- 1 patient was hospitalized for acute urinary retention post-treatment.
- 1 patient had interventions for stricture that required hospital admission.
- 9/41 patients (22 percent) had mild to moderate, intermittent, self-resolving pain on urination (median duration, 5.0 days).
- 14/41 patients (34 percent) reported urinary debris with a median duration of 14.5 days.
- 7/41 men (17 percent) had an infection of the urinary tract.
- On average (median), International Index of Erectile Function-15 (IIEF-15) overall scores were similar at baseline (prior to treatment) and at 12 months post-treatment (p = 0.60).
- Significant reductions were observed between baseline and 12 months post-treatment for IIEF-15 erectile (p = 0.042) and orgasmic function (p = 0·003).
- 31/35 patients with good baseline function (89 percent) had erections sufficient for penetration 12 months after focal therapy.
- Median UCLA Expanded Prostate Cancer Index Composite (EPIC) urinary incontinence scores were similar at baseline and at 12 months post-treatment (p = 0.045).
- Lower urinary tract symptoms, assessed by International Prostate Symptom Score (IPSS), improved at 12 months post-treatment compared to baseline levels (p = 0·026).
- IPSS quality of life scores showed no difference between baseline and 12 months post-treatment (p = 0.655).
- All 38 men with no baseline urinary incontinence were leak-free and pad-free at 9 months post-treatment.
- All 40 men who were pad-free at baseline were pad-free again at 3 months post-treatment and remained pad-free at 12 months post-treatment.
- No histological evidence of cancer was identified in 30/39 men (77 percent) biopsied at 6 months and 36/39 men (92 percent) were free of clinically significant cancer.
- 4/41 patients (10 percent) required retreatment.
- After retreatment of the above-mentioned 4 patients, 39/41 (95 percent) had no evidence of disease on multiparametric MRI at 12 months.
The authors conclude that, “Focal therapy of individual prostate cancer lesions, whether multifocal or unifocal, leads to a low rate of genitourinary side effects and an encouraging rate of early absence of clinically significant prostate cancer.”
Now let us first state clearly that Ahmed and his colleagues are to be congratulated, once again, on the thoroughness with which they have conducted this study. The degree of detail is impressive and gives a very clear appreciation of the immediate post-treatment and the 12-month follow-up data on outcomes of all types related to this study.
However, there are a number of key points that we would make in our evaluation of this study:
- The follow-up period of just 12 months is very short.
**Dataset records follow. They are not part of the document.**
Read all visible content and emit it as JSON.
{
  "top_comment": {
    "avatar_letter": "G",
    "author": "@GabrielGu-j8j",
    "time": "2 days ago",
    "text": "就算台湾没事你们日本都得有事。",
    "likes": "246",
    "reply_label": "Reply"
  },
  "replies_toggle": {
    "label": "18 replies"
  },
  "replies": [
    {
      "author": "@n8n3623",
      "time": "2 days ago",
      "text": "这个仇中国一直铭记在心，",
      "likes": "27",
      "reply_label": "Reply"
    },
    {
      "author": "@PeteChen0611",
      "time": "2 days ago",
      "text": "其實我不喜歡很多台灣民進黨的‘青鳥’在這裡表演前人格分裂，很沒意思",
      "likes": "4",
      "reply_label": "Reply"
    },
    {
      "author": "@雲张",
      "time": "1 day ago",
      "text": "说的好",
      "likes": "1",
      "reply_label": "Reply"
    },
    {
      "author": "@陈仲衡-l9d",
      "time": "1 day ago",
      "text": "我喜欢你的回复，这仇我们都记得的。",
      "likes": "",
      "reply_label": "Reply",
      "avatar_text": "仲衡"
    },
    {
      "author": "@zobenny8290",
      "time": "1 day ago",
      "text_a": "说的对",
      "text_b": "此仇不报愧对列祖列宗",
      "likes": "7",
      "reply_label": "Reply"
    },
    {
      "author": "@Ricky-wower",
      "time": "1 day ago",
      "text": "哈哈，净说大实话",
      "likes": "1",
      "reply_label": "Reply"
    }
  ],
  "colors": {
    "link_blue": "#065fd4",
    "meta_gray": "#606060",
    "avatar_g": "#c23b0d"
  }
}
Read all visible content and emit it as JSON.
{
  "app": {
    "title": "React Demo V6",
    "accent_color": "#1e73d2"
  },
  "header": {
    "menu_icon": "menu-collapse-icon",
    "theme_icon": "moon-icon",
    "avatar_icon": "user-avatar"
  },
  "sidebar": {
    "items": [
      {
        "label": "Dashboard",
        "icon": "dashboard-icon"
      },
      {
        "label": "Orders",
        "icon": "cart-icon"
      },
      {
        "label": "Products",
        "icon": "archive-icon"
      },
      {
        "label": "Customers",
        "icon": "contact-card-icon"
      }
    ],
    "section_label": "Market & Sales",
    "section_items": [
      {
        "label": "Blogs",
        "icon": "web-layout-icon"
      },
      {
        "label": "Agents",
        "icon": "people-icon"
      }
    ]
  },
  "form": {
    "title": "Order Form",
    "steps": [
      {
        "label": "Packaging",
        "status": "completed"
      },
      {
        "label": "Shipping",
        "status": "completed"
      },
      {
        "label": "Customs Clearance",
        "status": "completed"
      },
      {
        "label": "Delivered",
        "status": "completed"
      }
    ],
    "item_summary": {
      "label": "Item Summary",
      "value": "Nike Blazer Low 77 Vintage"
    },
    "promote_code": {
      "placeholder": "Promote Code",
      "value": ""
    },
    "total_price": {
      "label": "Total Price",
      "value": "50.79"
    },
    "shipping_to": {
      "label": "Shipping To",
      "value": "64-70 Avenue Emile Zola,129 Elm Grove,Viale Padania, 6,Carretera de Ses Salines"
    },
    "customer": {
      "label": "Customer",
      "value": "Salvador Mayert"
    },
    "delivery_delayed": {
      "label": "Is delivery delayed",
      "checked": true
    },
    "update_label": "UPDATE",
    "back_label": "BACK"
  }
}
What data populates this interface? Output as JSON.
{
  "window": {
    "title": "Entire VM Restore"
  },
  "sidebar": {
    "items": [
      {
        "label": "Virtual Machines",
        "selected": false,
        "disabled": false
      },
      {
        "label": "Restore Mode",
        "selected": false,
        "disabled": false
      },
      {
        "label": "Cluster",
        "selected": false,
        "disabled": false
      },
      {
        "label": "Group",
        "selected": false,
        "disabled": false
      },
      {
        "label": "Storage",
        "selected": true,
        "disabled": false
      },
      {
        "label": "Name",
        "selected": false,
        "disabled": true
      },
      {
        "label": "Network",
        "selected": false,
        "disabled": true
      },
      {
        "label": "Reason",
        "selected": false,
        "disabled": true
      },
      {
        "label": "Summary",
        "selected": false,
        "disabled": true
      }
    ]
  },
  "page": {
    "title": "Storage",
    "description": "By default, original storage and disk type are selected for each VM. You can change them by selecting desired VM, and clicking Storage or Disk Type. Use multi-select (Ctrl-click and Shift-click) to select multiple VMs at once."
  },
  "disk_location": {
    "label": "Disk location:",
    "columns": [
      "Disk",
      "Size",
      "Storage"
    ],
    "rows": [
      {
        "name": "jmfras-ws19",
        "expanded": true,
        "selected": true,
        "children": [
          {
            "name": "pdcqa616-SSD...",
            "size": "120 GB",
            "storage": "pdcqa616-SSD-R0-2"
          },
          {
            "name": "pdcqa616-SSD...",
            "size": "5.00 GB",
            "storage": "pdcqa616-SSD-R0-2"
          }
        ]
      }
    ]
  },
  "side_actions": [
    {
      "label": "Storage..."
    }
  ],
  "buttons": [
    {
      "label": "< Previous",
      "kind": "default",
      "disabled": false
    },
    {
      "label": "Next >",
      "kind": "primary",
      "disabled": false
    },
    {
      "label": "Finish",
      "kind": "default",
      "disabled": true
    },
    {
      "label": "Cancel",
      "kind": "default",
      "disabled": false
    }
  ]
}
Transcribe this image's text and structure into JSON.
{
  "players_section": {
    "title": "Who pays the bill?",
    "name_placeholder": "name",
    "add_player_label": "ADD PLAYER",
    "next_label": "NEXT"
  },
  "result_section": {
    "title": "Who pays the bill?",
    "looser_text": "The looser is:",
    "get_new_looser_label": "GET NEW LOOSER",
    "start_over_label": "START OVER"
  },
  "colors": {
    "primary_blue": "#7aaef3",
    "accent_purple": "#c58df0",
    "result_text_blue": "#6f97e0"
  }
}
There are good reasons to believe that some of these patients may exhibit recurrence with longer follow-up (most particularly among those patients with Gleason 4 + 3 = 7 disease).
- We are not sure that we agree that this study demonstrates that focal HIFU has “a low rate of genitourinary side effects.” Erectile and orgasmic function were clearly seriously affected, and “erections sufficient for penetration” may have been meaningful for the 80-year-old man in this study by significantly less satisfactory if it also applied to the 45-year-old.
- This is a small study in a series of carefully selected and motivated patients. Such patients tend to be prejudiced to see their outcomes in a positive light.
These comments should not be seen as being “critical” of the study. Rather, they are intended to point out issues that the thoughtful reader should take into account when assessing these data.
Additional information about this study is available on the Bloomberg.com web site based on an interview with Dr. Ahmed. Dr. Ahmed is clearly excited by these results, but more study is clearly going to be needed.
The problem we continue to see with the clinical use of HIFU in the USA is that there are still no data that provide us (let alone the US Food & Drug Administration) with a comparison of outcomes after HIFU (let alone focal HIFU) to any other form of recognized first-line treatment (e.g., brachytherapy). Absent such data, it continues to be unlikely that HIFU is going to be an approved form of first-line treatment for localized prostate cancer in the USA any time in the near future.